There used to be an urban myth that the national grid would experience a power surge during the Coronation Street interval – the legend being that the TV nation, gripped by the latest catastrophe in Vera Duckworth/Ken Barlow/Hilda Ogden’s love life, would run to the kitchen and switch on the kettle to make a cup of tea, the better to deal with the overpowering emotions emerging from Weatherfield that evening. My guess is the opposite also happens - a power glut - today, when after Eddie Mair’s Today and the 6 o’clock news, R4’s “comedy” slot comes on.
Comedy is of course a subjective thrill – not everyone finds the same thing funny. Still, I have never seen my retired, devout R4-listening parents so much as raise a smile at any of the recent so-called comedies on the slot. “Just a Minute” and “I’m Sorry I haven’t A Clue” are the diehard mirthful staples, the latter even managing to remain moderately amusing since the death of the matchless Humphrey Lyttleton, and the former limping on now that Clement Freud has gone to the great open-mic in the sky.
But the others – dramedies like "Clare In the Community", or "Arthur Smith’s Balham Bash" and so on – seem to do the opposite of what comedy intends: rather than distract audiences from the misery and incomprehensibility of modern life by emphasising the joy of silliness, they only confirm its awfulness.
All the reinforcing pessimisms of the British middle classes are there – kids speak a language we don’t understand, politicians/bankers/footballers/the Fun Police/the media are leading the country to ruin, everyone is having better, weirder sex than you are, computer technology is developing so that young people have already forgotten more than you’ll ever know, etc etc

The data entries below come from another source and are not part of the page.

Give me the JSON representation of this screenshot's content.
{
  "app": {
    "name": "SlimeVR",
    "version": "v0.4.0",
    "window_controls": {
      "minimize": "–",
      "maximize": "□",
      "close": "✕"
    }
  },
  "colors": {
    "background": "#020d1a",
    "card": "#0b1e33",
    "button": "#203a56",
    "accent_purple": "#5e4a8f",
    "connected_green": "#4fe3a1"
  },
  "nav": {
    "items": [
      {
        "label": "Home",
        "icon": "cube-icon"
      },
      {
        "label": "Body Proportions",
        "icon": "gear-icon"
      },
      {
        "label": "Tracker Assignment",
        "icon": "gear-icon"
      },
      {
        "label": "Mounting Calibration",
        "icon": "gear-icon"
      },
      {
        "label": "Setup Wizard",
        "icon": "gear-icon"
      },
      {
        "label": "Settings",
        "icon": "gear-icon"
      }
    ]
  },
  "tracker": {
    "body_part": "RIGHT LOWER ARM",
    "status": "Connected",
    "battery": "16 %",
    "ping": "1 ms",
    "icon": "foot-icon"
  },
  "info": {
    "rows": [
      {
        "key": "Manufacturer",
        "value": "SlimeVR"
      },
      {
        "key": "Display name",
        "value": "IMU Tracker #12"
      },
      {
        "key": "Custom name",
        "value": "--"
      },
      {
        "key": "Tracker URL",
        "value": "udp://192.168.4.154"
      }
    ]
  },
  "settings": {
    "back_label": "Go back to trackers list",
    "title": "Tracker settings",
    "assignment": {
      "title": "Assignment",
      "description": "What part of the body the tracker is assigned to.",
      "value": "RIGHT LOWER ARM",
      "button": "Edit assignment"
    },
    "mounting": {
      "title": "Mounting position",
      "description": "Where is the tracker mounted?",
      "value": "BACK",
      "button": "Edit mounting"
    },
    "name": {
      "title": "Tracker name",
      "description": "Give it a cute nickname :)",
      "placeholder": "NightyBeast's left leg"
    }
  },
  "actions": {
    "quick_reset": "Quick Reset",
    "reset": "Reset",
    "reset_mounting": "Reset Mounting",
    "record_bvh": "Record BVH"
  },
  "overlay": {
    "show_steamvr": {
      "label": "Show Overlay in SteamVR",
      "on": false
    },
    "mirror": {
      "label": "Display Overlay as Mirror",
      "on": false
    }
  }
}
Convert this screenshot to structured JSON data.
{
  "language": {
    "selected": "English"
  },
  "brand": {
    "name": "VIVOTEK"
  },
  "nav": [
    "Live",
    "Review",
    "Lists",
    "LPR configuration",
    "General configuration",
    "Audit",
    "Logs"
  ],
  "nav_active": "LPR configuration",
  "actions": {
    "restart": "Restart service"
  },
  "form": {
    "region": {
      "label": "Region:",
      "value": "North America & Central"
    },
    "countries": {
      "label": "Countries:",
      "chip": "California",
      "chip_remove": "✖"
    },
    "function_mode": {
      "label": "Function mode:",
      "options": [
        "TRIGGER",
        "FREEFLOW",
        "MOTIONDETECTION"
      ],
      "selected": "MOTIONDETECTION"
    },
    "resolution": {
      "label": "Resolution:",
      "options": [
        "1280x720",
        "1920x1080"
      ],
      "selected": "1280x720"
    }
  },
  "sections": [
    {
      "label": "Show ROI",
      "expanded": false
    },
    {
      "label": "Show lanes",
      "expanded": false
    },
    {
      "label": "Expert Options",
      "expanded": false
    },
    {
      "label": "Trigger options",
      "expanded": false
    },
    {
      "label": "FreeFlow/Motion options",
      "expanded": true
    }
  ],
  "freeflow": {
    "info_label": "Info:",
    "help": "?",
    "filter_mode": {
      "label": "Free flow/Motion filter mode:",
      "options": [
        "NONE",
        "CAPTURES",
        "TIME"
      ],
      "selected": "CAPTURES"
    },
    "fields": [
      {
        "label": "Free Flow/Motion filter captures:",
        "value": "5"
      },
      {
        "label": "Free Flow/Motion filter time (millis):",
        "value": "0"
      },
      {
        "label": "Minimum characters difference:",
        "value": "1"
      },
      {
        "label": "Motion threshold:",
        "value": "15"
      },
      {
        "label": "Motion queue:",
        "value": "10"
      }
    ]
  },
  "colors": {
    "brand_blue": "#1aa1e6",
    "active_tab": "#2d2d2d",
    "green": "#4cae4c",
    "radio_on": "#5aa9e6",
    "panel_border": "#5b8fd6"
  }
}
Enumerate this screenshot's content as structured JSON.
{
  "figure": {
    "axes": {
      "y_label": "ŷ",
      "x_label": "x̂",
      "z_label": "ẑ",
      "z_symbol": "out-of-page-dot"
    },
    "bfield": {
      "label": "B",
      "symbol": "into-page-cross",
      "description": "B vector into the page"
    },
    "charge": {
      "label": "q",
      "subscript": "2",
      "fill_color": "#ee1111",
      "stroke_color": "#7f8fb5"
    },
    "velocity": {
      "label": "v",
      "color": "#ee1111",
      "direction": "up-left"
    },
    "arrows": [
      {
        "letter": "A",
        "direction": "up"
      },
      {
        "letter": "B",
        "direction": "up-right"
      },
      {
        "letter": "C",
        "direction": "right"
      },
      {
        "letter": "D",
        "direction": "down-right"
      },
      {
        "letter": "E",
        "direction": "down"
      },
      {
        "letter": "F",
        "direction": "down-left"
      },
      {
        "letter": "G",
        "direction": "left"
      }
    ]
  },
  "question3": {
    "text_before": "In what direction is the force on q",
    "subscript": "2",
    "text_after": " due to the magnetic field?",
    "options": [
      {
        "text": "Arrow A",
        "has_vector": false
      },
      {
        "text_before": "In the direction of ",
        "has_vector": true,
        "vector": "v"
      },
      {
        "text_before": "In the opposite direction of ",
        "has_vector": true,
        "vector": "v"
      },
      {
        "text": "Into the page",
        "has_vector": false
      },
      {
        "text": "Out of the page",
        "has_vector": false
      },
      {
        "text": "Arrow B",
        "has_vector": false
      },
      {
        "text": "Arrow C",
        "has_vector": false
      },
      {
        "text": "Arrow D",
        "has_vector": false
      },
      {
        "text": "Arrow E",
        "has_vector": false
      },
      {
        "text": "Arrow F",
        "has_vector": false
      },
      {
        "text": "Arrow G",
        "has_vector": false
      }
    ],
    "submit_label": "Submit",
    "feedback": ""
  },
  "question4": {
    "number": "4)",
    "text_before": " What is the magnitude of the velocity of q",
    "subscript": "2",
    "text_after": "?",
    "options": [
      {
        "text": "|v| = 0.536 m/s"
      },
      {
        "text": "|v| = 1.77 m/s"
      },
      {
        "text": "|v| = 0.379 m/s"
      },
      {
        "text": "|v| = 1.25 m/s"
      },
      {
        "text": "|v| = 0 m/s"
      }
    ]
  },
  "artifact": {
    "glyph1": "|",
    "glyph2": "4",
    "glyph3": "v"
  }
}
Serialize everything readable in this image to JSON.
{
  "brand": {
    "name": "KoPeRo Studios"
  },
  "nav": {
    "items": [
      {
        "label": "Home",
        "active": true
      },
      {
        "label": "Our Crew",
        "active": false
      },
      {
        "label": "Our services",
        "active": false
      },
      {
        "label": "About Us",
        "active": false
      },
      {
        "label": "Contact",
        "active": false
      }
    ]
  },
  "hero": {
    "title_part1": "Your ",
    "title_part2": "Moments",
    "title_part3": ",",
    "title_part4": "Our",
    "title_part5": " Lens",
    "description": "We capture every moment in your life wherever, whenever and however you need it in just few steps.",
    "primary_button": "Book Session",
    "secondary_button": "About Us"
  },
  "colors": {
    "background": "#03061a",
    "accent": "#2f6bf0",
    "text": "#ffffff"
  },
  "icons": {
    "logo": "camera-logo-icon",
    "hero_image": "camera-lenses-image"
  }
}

Listening in from Germany as I do, the essential parochialness of R4’s comedy – the thing that once made it great – these days just sounds meek and wet in the hands of R4’s current exponents, squeaky-voiced characters like Jeremy Hardy, David Mitchell and Sandi Toksvig who rejoice in their own smallness. It’s the sound of people wallowing in repression, defeat and self-pity. (By the way, the cliché goes that in Germany, humour is no laughing matter, and one German friend helpfully compiled a long compound noun expressing the feeling of despair occasioned by the arrival of the 6.30 comedy slot: “Frühabendsverzweiflungsfall beim Radio-4-Pseudokomödienanhören.” Try making a gag out of that, Arthur…).
By the time the jaunty intro music to "The Archers" comes on, my guess most people will by then already have switched off for sweet relief, and gone in search of something more entertaining to do, such as watching paint dry, or even more fun, listening to Winifred Robinson on iPlayer repeats of "You & Yours".